■ **RECORDS**:
________________________________________
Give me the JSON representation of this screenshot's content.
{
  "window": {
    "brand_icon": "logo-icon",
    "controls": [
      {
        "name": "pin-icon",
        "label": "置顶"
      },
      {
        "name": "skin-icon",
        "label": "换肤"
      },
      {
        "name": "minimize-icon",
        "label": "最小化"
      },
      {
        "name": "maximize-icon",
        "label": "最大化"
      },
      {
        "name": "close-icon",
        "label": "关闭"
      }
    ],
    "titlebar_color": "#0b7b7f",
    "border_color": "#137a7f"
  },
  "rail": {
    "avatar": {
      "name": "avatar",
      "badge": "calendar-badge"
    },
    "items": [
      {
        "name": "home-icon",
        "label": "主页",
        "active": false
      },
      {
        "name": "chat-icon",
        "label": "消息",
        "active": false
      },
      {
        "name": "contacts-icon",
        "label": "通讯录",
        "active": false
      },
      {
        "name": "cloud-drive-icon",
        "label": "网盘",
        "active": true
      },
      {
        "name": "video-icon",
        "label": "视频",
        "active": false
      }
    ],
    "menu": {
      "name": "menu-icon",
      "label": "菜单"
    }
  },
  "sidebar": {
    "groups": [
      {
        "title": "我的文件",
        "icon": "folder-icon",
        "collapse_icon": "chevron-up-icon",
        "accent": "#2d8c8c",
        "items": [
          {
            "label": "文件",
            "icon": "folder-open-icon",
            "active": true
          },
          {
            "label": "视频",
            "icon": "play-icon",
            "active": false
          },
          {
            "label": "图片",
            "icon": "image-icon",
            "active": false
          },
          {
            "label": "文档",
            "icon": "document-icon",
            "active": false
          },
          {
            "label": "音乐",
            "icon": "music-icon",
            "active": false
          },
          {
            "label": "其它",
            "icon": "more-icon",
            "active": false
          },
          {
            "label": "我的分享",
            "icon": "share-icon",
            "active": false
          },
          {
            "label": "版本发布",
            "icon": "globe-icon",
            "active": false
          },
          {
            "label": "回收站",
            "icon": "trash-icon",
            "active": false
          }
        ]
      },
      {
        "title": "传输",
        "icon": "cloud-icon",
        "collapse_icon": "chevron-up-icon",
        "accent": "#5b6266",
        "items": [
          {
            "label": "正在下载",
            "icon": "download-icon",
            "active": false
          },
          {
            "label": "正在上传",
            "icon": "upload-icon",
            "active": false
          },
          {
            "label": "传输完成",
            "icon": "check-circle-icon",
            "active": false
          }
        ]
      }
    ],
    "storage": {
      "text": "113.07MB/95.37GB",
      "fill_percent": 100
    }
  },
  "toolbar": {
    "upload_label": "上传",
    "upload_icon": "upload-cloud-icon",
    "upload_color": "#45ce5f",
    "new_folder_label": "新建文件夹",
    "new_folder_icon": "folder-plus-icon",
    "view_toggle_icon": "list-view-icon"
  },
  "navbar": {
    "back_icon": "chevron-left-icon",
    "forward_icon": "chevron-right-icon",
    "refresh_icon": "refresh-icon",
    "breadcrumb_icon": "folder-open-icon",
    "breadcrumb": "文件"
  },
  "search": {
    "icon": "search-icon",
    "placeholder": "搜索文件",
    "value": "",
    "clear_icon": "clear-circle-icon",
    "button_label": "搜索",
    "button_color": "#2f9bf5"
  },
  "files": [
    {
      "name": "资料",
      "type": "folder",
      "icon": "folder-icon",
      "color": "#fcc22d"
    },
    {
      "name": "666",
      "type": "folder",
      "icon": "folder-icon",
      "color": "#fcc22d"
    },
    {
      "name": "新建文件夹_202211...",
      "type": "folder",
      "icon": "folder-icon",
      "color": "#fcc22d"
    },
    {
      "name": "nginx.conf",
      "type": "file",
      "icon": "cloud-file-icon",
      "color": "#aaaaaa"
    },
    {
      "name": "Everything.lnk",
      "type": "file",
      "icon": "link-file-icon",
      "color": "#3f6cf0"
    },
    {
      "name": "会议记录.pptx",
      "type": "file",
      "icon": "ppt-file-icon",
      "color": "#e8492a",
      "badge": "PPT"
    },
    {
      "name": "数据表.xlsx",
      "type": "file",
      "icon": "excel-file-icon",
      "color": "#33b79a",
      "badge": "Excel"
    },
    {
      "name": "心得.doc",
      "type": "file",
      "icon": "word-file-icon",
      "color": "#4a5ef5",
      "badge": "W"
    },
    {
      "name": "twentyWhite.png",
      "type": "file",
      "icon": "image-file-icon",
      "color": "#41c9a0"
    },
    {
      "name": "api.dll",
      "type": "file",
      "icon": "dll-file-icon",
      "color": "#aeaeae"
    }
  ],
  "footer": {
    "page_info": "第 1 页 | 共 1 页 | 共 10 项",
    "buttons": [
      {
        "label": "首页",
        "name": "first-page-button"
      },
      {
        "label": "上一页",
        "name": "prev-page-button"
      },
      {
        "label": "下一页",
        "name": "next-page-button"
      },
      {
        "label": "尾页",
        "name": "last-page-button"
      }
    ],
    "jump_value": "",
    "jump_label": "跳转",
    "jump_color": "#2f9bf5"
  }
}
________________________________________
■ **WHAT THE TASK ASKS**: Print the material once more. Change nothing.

■ **RESPONSE**:
Give me the JSON representation of this screenshot's content.
{
  "window": {
    "brand_icon": "logo-icon",
    "controls": [
      {
        "name": "pin-icon",
        "label": "置顶"
      },
      {
        "name": "skin-icon",
        "label": "换肤"
      },
      {
        "name": "minimize-icon",
        "label": "最小化"
      },
      {
        "name": "maximize-icon",
        "label": "最大化"
      },
      {
        "name": "close-icon",
        "label": "关闭"
      }
    ],
    "titlebar_color": "#0b7b7f",
    "border_color": "#137a7f"
  },
  "rail": {
    "avatar": {
      "name": "avatar",
      "badge": "calendar-badge"
    },
    "items": [
      {
        "name": "home-icon",
        "label": "主页",
        "active": false
      },
      {
        "name": "chat-icon",
        "label": "消息",
        "active": false
      },
      {
        "name": "contacts-icon",
        "label": "通讯录",
        "active": false
      },
      {
        "name": "cloud-drive-icon",
        "label": "网盘",
        "active": true
      },
      {
        "name": "video-icon",
        "label": "视频",
        "active": false
      }
    ],
    "menu": {
      "name": "menu-icon",
      "label": "菜单"
    }
  },
  "sidebar": {
    "groups": [
      {
        "title": "我的文件",
        "icon": "folder-icon",
        "collapse_icon": "chevron-up-icon",
        "accent": "#2d8c8c",
        "items": [
          {
            "label": "文件",
            "icon": "folder-open-icon",
            "active": true
          },
          {
            "label": "视频",
            "icon": "play-icon",
            "active": false
          },
          {
            "label": "图片",
            "icon": "image-icon",
            "active": false
          },
          {
            "label": "文档",
            "icon": "document-icon",
            "active": false
          },
          {
            "label": "音乐",
            "icon": "music-icon",
            "active": false
          },
          {
            "label": "其它",
            "icon": "more-icon",
            "active": false
          },
          {
            "label": "我的分享",
            "icon": "share-icon",
            "active": false
          },
          {
            "label": "版本发布",
            "icon": "globe-icon",
            "active": false
          },
          {
            "label": "回收站",
            "icon": "trash-icon",
            "active": false
          }
        ]
      },
      {
        "title": "传输",
        "icon": "cloud-icon",
        "collapse_icon": "chevron-up-icon",
        "accent": "#5b6266",
        "items": [
          {
            "label": "正在下载",
            "icon": "download-icon",
            "active": false
          },
          {
            "label": "正在上传",
            "icon": "upload-icon",
            "active": false
          },
          {
            "label": "传输完成",
            "icon": "check-circle-icon",
            "active": false
          }
        ]
      }
    ],
    "storage": {
      "text": "113.07MB/95.37GB",
      "fill_percent": 100
    }
  },
  "toolbar": {
    "upload_label": "上传",
    "upload_icon": "upload-cloud-icon",
    "upload_color": "#45ce5f",
    "new_folder_label": "新建文件夹",
    "new_folder_icon": "folder-plus-icon",
    "view_toggle_icon": "list-view-icon"
  },
  "navbar": {
    "back_icon": "chevron-left-icon",
    "forward_icon": "chevron-right-icon",
    "refresh_icon": "refresh-icon",
    "breadcrumb_icon": "folder-open-icon",
    "breadcrumb": "文件"
  },
  "search": {
    "icon": "search-icon",
    "placeholder": "搜索文件",
    "value": "",
    "clear_icon": "clear-circle-icon",
    "button_label": "搜索",
    "button_color": "#2f9bf5"
  },
  "files": [
    {
      "name": "资料",
      "type": "folder",
      "icon": "folder-icon",
      "color": "#fcc22d"
    },
    {
      "name": "666",
      "type": "folder",
      "icon": "folder-icon",
      "color": "#fcc22d"
    },
    {
      "name": "新建文件夹_202211...",
      "type": "folder",
      "icon": "folder-icon",
      "color": "#fcc22d"
    },
    {
      "name": "nginx.conf",
      "type": "file",
      "icon": "cloud-file-icon",
      "color": "#aaaaaa"
    },
    {
      "name": "Everything.lnk",
      "type": "file",
      "icon": "link-file-icon",
      "color": "#3f6cf0"
    },
    {
      "name": "会议记录.pptx",
      "type": "file",
      "icon": "ppt-file-icon",
      "color": "#e8492a",
      "badge": "PPT"
    },
    {
      "name": "数据表.xlsx",
      "type": "file",
      "icon": "excel-file-icon",
      "color": "#33b79a",
      "badge": "Excel"
    },
    {
      "name": "心得.doc",
      "type": "file",
      "icon": "word-file-icon",
      "color": "#4a5ef5",
      "badge": "W"
    },
    {
      "name": "twentyWhite.png",
      "type": "file",
      "icon": "image-file-icon",
      "color": "#41c9a0"
    },
    {
      "name": "api.dll",
      "type": "file",
      "icon": "dll-file-icon",
      "color": "#aeaeae"
    }
  ],
  "footer": {
    "page_info": "第 1 页 | 共 1 页 | 共 10 项",
    "buttons": [
      {
        "label": "首页",
        "name": "first-page-button"
      },
      {
        "label": "上一页",
        "name": "prev-page-button"
      },
      {
        "label": "下一页",
        "name": "next-page-button"
      },
      {
        "label": "尾页",
        "name": "last-page-button"
      }
    ],
    "jump_value": "",
    "jump_label": "跳转",
    "jump_color": "#2f9bf5"
  }
}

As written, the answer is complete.